That injustice isn't the problem with Alomar's election. The change in vote totals that he got between his first and second season is. Last year Alomar just missed getting into the Hall with 73.7% of the vote (75% earns enshrinement). This year his vote totals jumped up tremendously. Who are these people who changed their minds about him in just one season, and why are they allowed to vote on the Hall of Fame?
It would be one thing if Alomar went from 74% of the vote to 77% of the vote. That would suggest that he had a high floor of support, and the year of additional consideration was enough to sway the few marginal voters that he needed to earn election. His jump to 90%, however, just demonstrates how unprincipled the voting is. It says that a large, large proportion of voters were certain all along that he belonged in the Hall of Fame, just not on the first ballot. This makes sense ... how? A lot happened in the last 365 days, probably a lot happened to Roberto Alomar. None of it took place on the baseball diamond.
Finally, Jeff Bagwell got only 41.7% of the vote, in his first year of eligibility. Now personally I can't stand Bagwell. I never could. There is no reason for this. There are just some players I don't like and others I do. I divulge this only so it is clear that in my opinion as a student of baseball Jeff Bagwell is an obvious Hall of Famer.
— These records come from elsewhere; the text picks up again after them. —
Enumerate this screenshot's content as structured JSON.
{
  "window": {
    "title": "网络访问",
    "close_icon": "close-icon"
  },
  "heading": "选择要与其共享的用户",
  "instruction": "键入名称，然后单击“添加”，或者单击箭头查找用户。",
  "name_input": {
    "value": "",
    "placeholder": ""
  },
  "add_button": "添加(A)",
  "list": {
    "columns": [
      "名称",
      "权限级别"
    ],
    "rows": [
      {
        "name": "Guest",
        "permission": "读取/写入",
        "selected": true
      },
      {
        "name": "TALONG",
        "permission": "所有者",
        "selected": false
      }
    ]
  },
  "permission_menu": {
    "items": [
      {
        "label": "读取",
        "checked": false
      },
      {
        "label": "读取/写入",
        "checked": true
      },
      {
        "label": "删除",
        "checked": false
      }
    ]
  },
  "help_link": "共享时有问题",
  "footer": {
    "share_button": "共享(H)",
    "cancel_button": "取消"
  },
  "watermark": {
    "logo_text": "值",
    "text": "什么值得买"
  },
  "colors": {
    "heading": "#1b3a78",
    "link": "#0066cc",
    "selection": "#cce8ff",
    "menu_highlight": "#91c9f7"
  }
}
In playing time limited due to injury he amassed a 149 OPS+ (Alex Rodriguez? 145), 449 home runs, a career .408 OBP and 79.9 bWAR, better than Pete Rose, Reggie Jackson and Paul Molitor. Once again, this guy is an obvious Hall-of-Famer, never mind a player who deserved well more than 50% of the vote.
Bagwell's failure to get a sizable number of Hall of Fame votes, however, is different from the other examples for the unfortunate precedent it sets. Unlike Blyleven, who wasn't elected right away because writers are idiots, or Alomar, who wasn't elected in his first year of eligibility because he is an idiot, as far as anyone can tell Bagwell got few votes because he is rumored to have taken steroids.
Unlike Mark McGwire or Rafael Palmeiro, both of whom were also kept out of the Hall of Fame despite their achievements, Bagwell never admitted to taking steroids nor did he fail a test. The Mitchell Report didn't out him either. Bagwell's inclusion in the steroids scandal is entirely hearsay. There is virtually no evidence suggesting he took steroids, let alone proving it, apart from his physical appearance and the era in which he played.
Bagwell's omission from the Hall of Fame (and, yes, his career was first-ballot quality) suggests that many deserving players from the so-called "Steroids Era" will be kept out of the Hall only due to the era in which they played. At best they will be made to wait, the way Blyleven was. This is bad for baseball. Throughout its history baseball has forgiven myriad truly horrible sins. By comparison to some other misdeeds than have received clemency, steroid abuse is mild.
Baseball needs to address its head-in-the-sand unwritten policy regarding steroids. The alternative is the gradual march toward irrelevance for its highest honor. There is a predictable, nearby future when players greater than Bagwell will not be in the Hall of Fame, including Roger Clemens, Barry Bonds and Alex Rodriguez. Fans such as myself won't forget how great these players were. I hope one day to share my passion for this game with my children. If many of the greatest players I grew up watching are not in the Hall of Fame why should I teach them that the honor is important?